Supplied entries Block Start

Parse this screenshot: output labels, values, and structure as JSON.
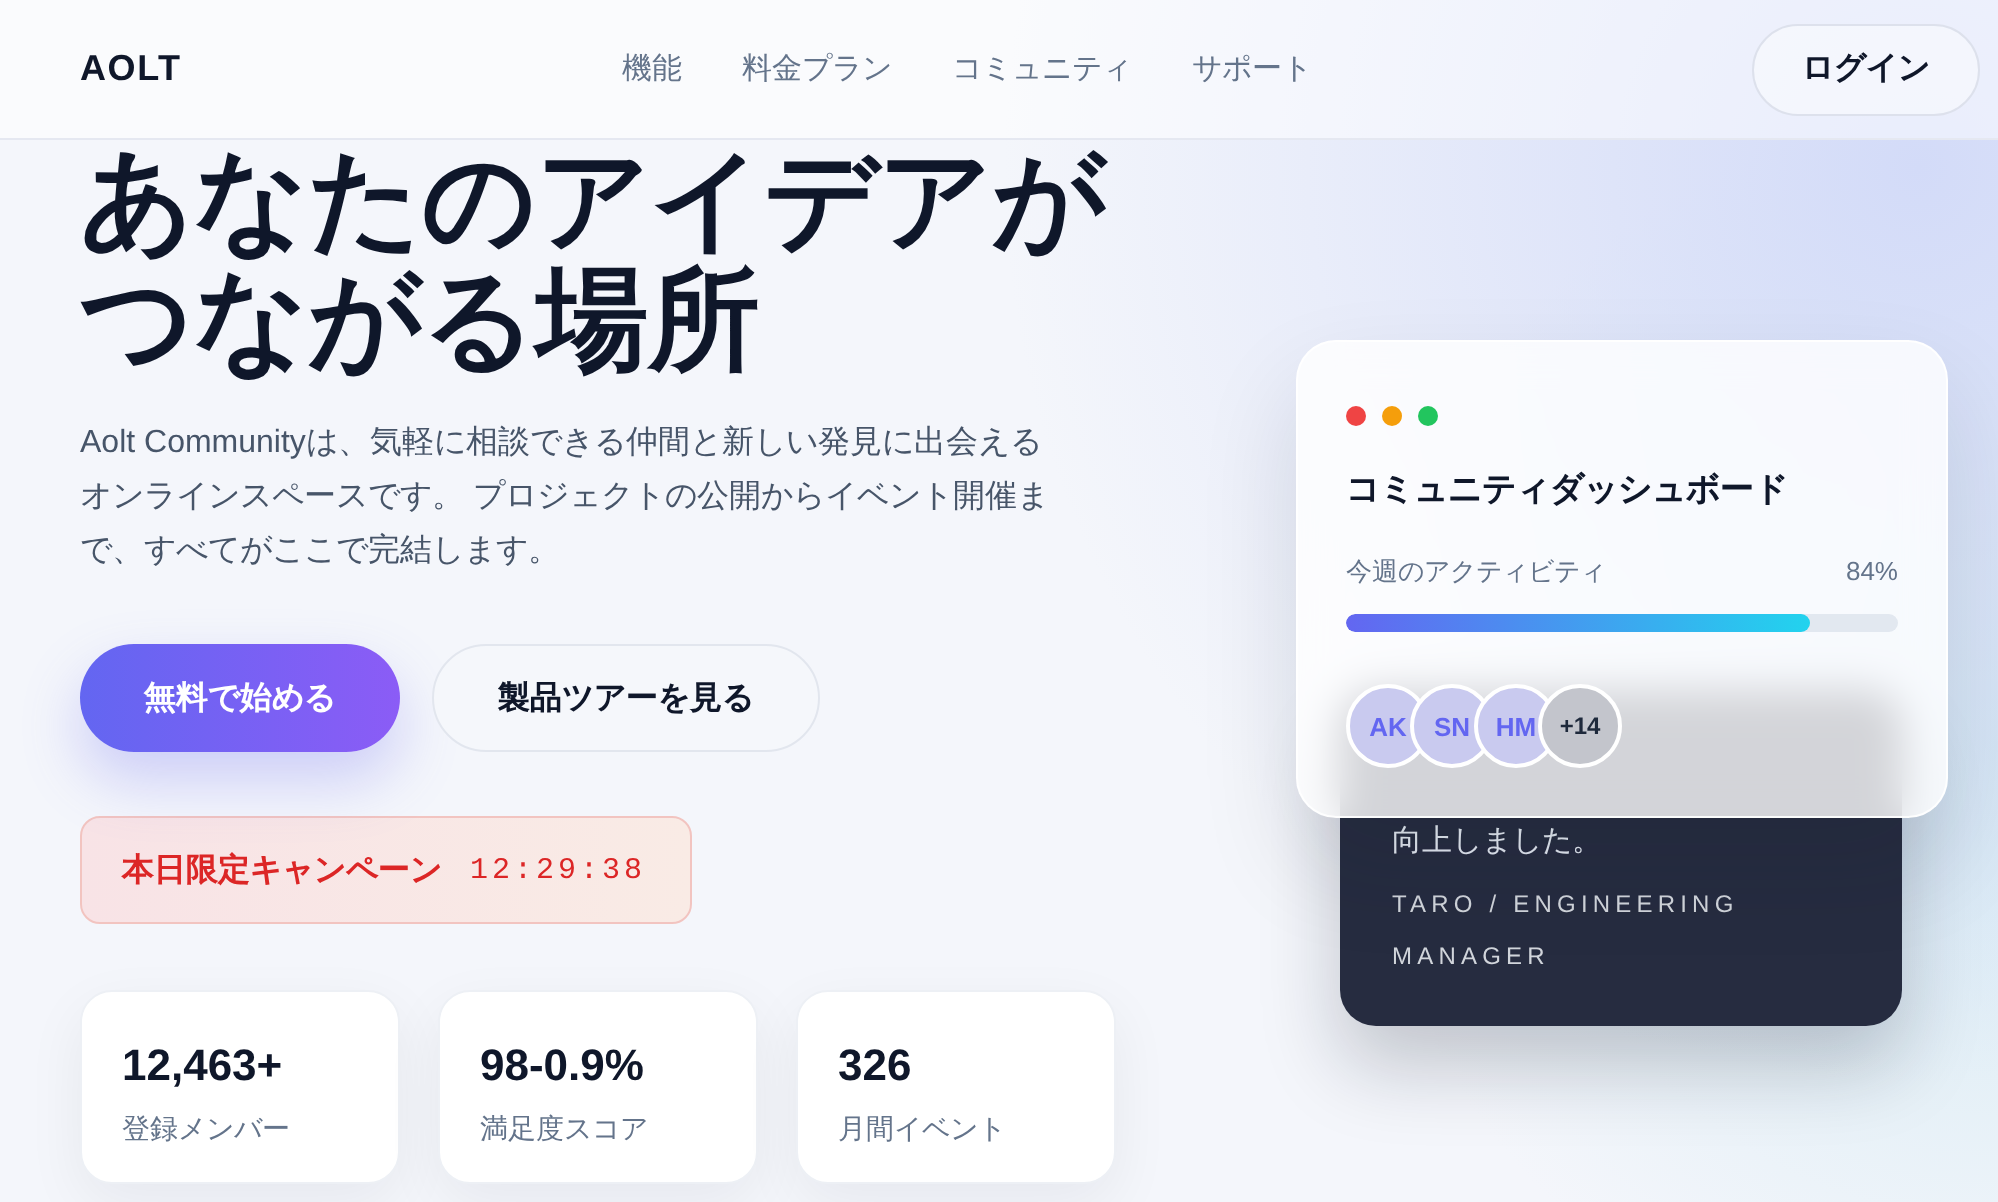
{
  "header": {
    "logo": "AOLT",
    "nav": [
      {
        "label": "機能"
      },
      {
        "label": "料金プラン"
      },
      {
        "label": "コミュニティ"
      },
      {
        "label": "サポート"
      }
    ],
    "login_button": "ログイン"
  },
  "hero": {
    "title": "あなたのアイデアがつながる場所",
    "description": "Aolt Communityは、気軽に相談できる仲間と新しい発見に出会えるオンラインスペースです。 プロジェクトの公開からイベント開催まで、すべてがここで完結します。",
    "buttons": [
      {
        "label": "無料で始める",
        "kind": "primary"
      },
      {
        "label": "製品ツアーを見る",
        "kind": "secondary"
      }
    ],
    "campaign": {
      "label": "本日限定キャンペーン",
      "timer": "12:29:38"
    },
    "stats": [
      {
        "value": "12,463+",
        "label": "登録メンバー"
      },
      {
        "value": "98-0.9%",
        "label": "満足度スコア"
      },
      {
        "value": "326",
        "label": "月間イベント"
      }
    ]
  },
  "dashboard": {
    "window_dots": [
      {
        "color": "#ef4444"
      },
      {
        "color": "#f59e0b"
      },
      {
        "color": "#22c55e"
      }
    ],
    "title": "コミュニティダッシュボード",
    "activity": {
      "label": "今週のアクティビティ",
      "reading": "84%",
      "level": 0.84
    },
    "avatars": [
      {
        "initials": "AK",
        "kind": "member"
      },
      {
        "initials": "SN",
        "kind": "member"
      },
      {
        "initials": "HM",
        "kind": "member"
      },
      {
        "initials": "+14",
        "kind": "more"
      }
    ]
  },
  "testimonial": {
    "quote": "向上しました。",
    "author": "TARO / ENGINEERING MANAGER"
  }
}
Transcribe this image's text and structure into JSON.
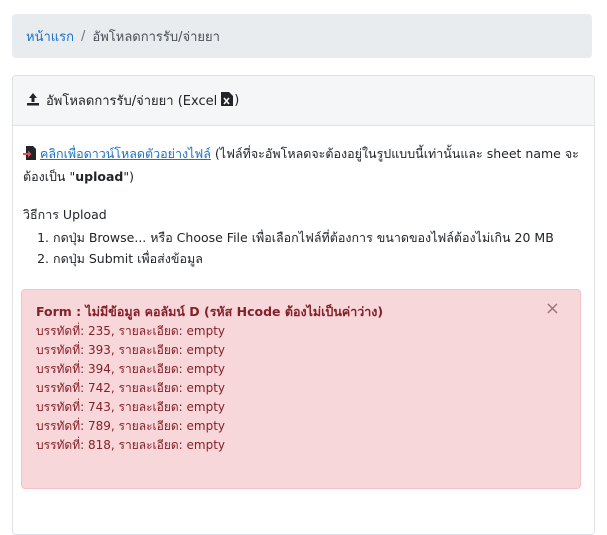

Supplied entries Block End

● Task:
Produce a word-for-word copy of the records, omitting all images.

● Response below:
Parse this screenshot: output labels, values, and structure as JSON.
{
  "header": {
    "logo": "AOLT",
    "nav": [
      {
        "label": "機能"
      },
      {
        "label": "料金プラン"
      },
      {
        "label": "コミュニティ"
      },
      {
        "label": "サポート"
      }
    ],
    "login_button": "ログイン"
  },
  "hero": {
    "title": "あなたのアイデアがつながる場所",
    "description": "Aolt Communityは、気軽に相談できる仲間と新しい発見に出会えるオンラインスペースです。 プロジェクトの公開からイベント開催まで、すべてがここで完結します。",
    "buttons": [
      {
        "label": "無料で始める",
        "kind": "primary"
      },
      {
        "label": "製品ツアーを見る",
        "kind": "secondary"
      }
    ],
    "campaign": {
      "label": "本日限定キャンペーン",
      "timer": "12:29:38"
    },
    "stats": [
      {
        "value": "12,463+",
        "label": "登録メンバー"
      },
      {
        "value": "98-0.9%",
        "label": "満足度スコア"
      },
      {
        "value": "326",
        "label": "月間イベント"
      }
    ]
  },
  "dashboard": {
    "window_dots": [
      {
        "color": "#ef4444"
      },
      {
        "color": "#f59e0b"
      },
      {
        "color": "#22c55e"
      }
    ],
    "title": "コミュニティダッシュボード",
    "activity": {
      "label": "今週のアクティビティ",
      "reading": "84%",
      "level": 0.84
    },
    "avatars": [
      {
        "initials": "AK",
        "kind": "member"
      },
      {
        "initials": "SN",
        "kind": "member"
      },
      {
        "initials": "HM",
        "kind": "member"
      },
      {
        "initials": "+14",
        "kind": "more"
      }
    ]
  },
  "testimonial": {
    "quote": "向上しました。",
    "author": "TARO / ENGINEERING MANAGER"
  }
}
Transcribe this image's text and structure into JSON.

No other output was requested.